Media Monitoring Africa (MMA) gives Mail & Guardian (M&G) a MAD[1] for indirectly identifying children who are reported to have been bullied at school.

Principal puts lid on abuse” (M&G, 22/05/2021, p.7) which is written by Bongekile Macupe, reports about Limpopo provincial hearings held by the South African Human Rights Commission on bullying, corporal punishment and sexual relations between learners and teachers. In the story that is also published on the publication’s website, a mother narrates about her children being bullied and having to steal “pens from her handbag to placate bullies, who would otherwise take their money”.

It is commendable that M&G reports on such matters that have festered within South African schools, but MMA recommends that this must be done with utmost care as such reports require that the identification of the children involved be protected. M&G has named the mother of the victims in this story thereby indirectly identifying the victims.  In this case, the children could be subjected to even more bullying especially that the article mentions the names the children are called at school. Further, the children could fall prey to victimisation and intimidation.

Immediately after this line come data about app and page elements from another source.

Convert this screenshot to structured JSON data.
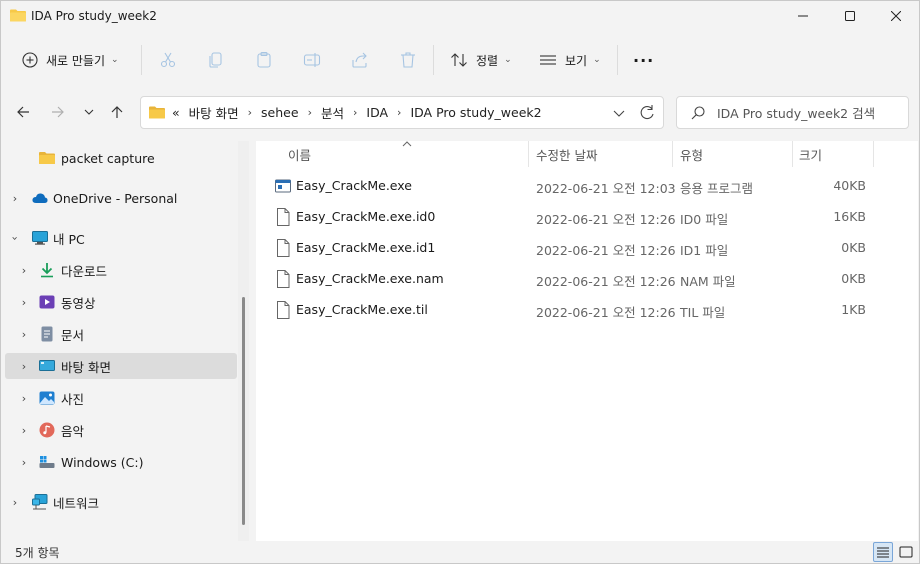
{
  "window": {
    "title": "IDA Pro study_week2"
  },
  "toolbar": {
    "new_label": "새로 만들기",
    "sort_label": "정렬",
    "view_label": "보기",
    "more_label": "···"
  },
  "address": {
    "overflow": "«",
    "breadcrumbs": [
      "바탕 화면",
      "sehee",
      "분석",
      "IDA",
      "IDA Pro study_week2"
    ]
  },
  "search": {
    "placeholder": "IDA Pro study_week2 검색"
  },
  "sidebar": {
    "items": [
      {
        "label": "packet capture",
        "icon": "folder-icon"
      },
      {
        "label": "OneDrive - Personal",
        "icon": "cloud-icon"
      },
      {
        "label": "내 PC",
        "icon": "pc-icon"
      },
      {
        "label": "다운로드",
        "icon": "download-icon"
      },
      {
        "label": "동영상",
        "icon": "video-icon"
      },
      {
        "label": "문서",
        "icon": "document-icon"
      },
      {
        "label": "바탕 화면",
        "icon": "desktop-icon"
      },
      {
        "label": "사진",
        "icon": "picture-icon"
      },
      {
        "label": "음악",
        "icon": "music-icon"
      },
      {
        "label": "Windows (C:)",
        "icon": "drive-icon"
      },
      {
        "label": "네트워크",
        "icon": "network-icon"
      }
    ]
  },
  "columns": {
    "name": "이름",
    "date": "수정한 날짜",
    "type": "유형",
    "size": "크기"
  },
  "files": [
    {
      "name": "Easy_CrackMe.exe",
      "date": "2022-06-21 오전 12:03",
      "type": "응용 프로그램",
      "size": "40KB",
      "icon": "exe-icon"
    },
    {
      "name": "Easy_CrackMe.exe.id0",
      "date": "2022-06-21 오전 12:26",
      "type": "ID0 파일",
      "size": "16KB",
      "icon": "file-icon"
    },
    {
      "name": "Easy_CrackMe.exe.id1",
      "date": "2022-06-21 오전 12:26",
      "type": "ID1 파일",
      "size": "0KB",
      "icon": "file-icon"
    },
    {
      "name": "Easy_CrackMe.exe.nam",
      "date": "2022-06-21 오전 12:26",
      "type": "NAM 파일",
      "size": "0KB",
      "icon": "file-icon"
    },
    {
      "name": "Easy_CrackMe.exe.til",
      "date": "2022-06-21 오전 12:26",
      "type": "TIL 파일",
      "size": "1KB",
      "icon": "file-icon"
    }
  ],
  "status": {
    "item_count": "5개 항목"
  },
  "colors": {
    "folder": "#f7c948",
    "accent": "#0067c0",
    "selected": "#dcdcdc"
  }
}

In addition, by indirectly identifying the children, M&G contravened its own editorial policy which states in part, “We will take particular care to avoid harm to children. While it is important to seek out the views of children, we will not do anything that may expose them to abuse, discrimination, retribution, embarrassment, or any other risk. We will make sure that we consult with a parent or guardian about any impact our reporting may have on the child.”

The article does not indicate whether fully-informed consent was obtained from the parent and any child to be identified, indirectly or otherwise. Even if this is the case, MMA is of the view that journalists should exercise their duty to protect children by refraining from any action that might subject the children involved to any harm, including potential harm.

There have been numerous media reports identifying children who have been abused, despite clear protections afforded to children in the South African Constitution under the Bill of Rights Section 28 and other various frameworks that South Africa signed and ratified such as the United Nations Convention on the Rights of the Child[2] (UNCRC) and the African Charter on the Rights and Welfare of the Child[3] (ACRWC).

An MMA study about children’s rights in the media revealed that the media consistently violated the children’s right to protection in coverage. [4]

MMA, therefore, requests that M&G remove the mother’s identity from the article that appears on the publication’s website and replace it with pseudonyms. In addition, the decision to withdraw the identities should be explained to the readers.MMA strongly encourages M&G reporting on children to consistently represent the interests of children and to make efforts whenever possible to protect children especially those who are victims/witnesses to crimes and abuse.

By Musa Rikhotso

[1] MADs are given to journalists who have irresponsibly reported on children and compromised their rights and welfare




UPDATE: After a successful engagement with M&G, MMA is pleased to announce that the identity of the woman in the story has been withdrawn and an explanation for the decision to withhold her identity has been given.